This section begins with the memoir, looking at works that explore the impact of politics on the individual, from Edwidge Danticat and Aleksander Hemon’s exploration of otherness to Maggie Nelson’s meditation on queerness and empathy to Daisy Hernandez’s personal account of race and sexuality. It moves then to fiction, including a collection of books that are largely unrelated but which, I hope, articulate some of the broader issues of our contemporary culture. Under fiction, you’ll find Jennine Capó Crucet’s story of Lizet, the daughter of Cuban immigrations struggling with identity at a prestigious American university and Leila Aboulea’s Najwa, a Sudanese refugee in London trying to come to terms with her new reality. Included too are the science fiction novels of Octavia Butler which, despite the well-deserved love for Margaret Atwood, are still the most trenchant fictions of self-alienation (plus, let’s give Butler some credit for seeing the slogan, “Make America Great,” on the horizon). Lastly, there are a handful of novels about women’s rage which Monique Wittig, Han Kang, and Charlotte Wood render with a painful grace. It then moves to poetry, an admittedly light section, compiled with the help of Rachel Vorona Cote.
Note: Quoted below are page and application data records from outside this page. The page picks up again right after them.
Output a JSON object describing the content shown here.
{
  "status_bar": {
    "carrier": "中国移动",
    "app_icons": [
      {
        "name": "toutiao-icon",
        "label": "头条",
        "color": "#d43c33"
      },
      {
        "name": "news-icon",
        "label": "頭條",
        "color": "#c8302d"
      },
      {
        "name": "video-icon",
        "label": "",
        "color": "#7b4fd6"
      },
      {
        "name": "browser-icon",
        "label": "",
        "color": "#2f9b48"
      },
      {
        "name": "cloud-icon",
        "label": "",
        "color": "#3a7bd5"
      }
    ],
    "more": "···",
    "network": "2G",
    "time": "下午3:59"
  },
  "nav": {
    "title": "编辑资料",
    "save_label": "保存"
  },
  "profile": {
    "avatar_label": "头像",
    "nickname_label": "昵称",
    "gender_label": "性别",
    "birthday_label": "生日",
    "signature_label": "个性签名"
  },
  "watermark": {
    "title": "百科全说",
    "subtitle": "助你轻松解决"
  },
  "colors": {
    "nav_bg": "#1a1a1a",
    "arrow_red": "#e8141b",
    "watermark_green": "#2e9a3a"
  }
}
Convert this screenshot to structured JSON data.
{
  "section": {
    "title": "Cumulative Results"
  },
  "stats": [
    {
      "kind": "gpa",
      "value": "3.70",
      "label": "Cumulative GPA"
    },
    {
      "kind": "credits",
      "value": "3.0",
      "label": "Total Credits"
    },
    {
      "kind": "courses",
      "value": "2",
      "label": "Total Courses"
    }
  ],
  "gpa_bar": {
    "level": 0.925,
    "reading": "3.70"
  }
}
This section ends with the image which, in the era of Trump, seems increasingly important; first, a handful of iconic writers exploring how the image, be it the photograph, painting, film or even television, works on us, simultaneously creating and reinforcing cultural norms. From John Berger to Walter Benjamin and Susan Sontag, each of these critics were trenchant observers and offer varying methods to see and reflect on the array of images we’re confronted with in an increasingly rapid pace. Finally, it turns to artists working today, a group largely selected because they ask difficult questions about nationality and identity. The series Border Cantos (video above) evokes the sounds of items abandoned along the border while Mona Hatoum’s Door Mat, a welcome mat constructed from sharp pins, seems even more relevant than when she first exhibited it in 1996.
Alison Bechdel, Fun Home: A Tragicomic, 2006.
Edwidge Danticat, Brother, I’m Dying, 2004.
Erica Fisher, Aimee & Jaguar: A Love Story, Berlin, 1943, published 1995.
Aleksandar Hemon, The Book of My Lives, 2013.
Daisy Hernandez, Cup of Water Under My Bed, 2015.
Maggie Nelson, The Argonauts, 2015.
Jesmyn Ward, Men We Reaped, 2014.
Leila Aboulea, Minaret, 2007.
Julia Alvarez, In the Time of Butterflies, 1994.
Octavia Butler, Xenogenesis Trilogy, 1984-89.
___. Parable Series, 1993.
Jennine Capó Crucet, Make Your Home Among Strangers, 2015.
Leslie Feinberg, Stone Butch Blues, 1993.
Han Kang, The Vegetarian, 2016.
Phil Klay, Redeployment, 2014.
Viet Thanh Nguyen, The Refugees, February 2017.
Jeannette Winterson, Written on the Body, 1993.
Monique Wittig, Les Guérillères, 1969.
Colson Whitehead, The Underground Railroad, 2016.
Charlotte Wood, The Natural Way of Things, 2016.
Lucille Clifton, Two-Headed Woman, 1980
Essex Hemphill, Ceremonies: Prose and Poetry, 1992.
Ladan Osman, The Kitchen-Dweller’s Testimony, 2015.
Warsan Shire, Teaching My Mother How to Give Birth, 2011
Images and the Spectacle:
Hawa Allan, “Confronting the Unreal Under President Trump,” Literary Hub, 2017.
Jean Baudrillard, Simulacra and Simulation, 1994.
Walter Benjamin, “The Work of Art in the Age of Mechanical Reproduction,” 1936.
John Berger, About Looking, 1992.
Guy Debord, Society of the Spectacle, 1967.
Umberto Eco, Travels in Hyperreality, 1973.
Elena Ferrante’s letters on Silvio Berlusconi in Frantumagalia, 2016.
Maggie Nelson, The Art of Cruelty: A Reckoning, 2011.
Susan Sontag, “Fascinating Fascism,” New York Review of Books, 1975.
___. Regarding the Pain of Others, 2003.
Nikki S. Lee, Projects, 2001.
Kerry James Marshall, Mastry, 2016.
Richard Misrach (photographer) & Guillermo Galindo (composer), Border Cantos, 2016.
Catherine Opie with Eileen Myles, Inauguration, 2011.
Kara Walker, The Ecstasy of Saint Kara, 2016.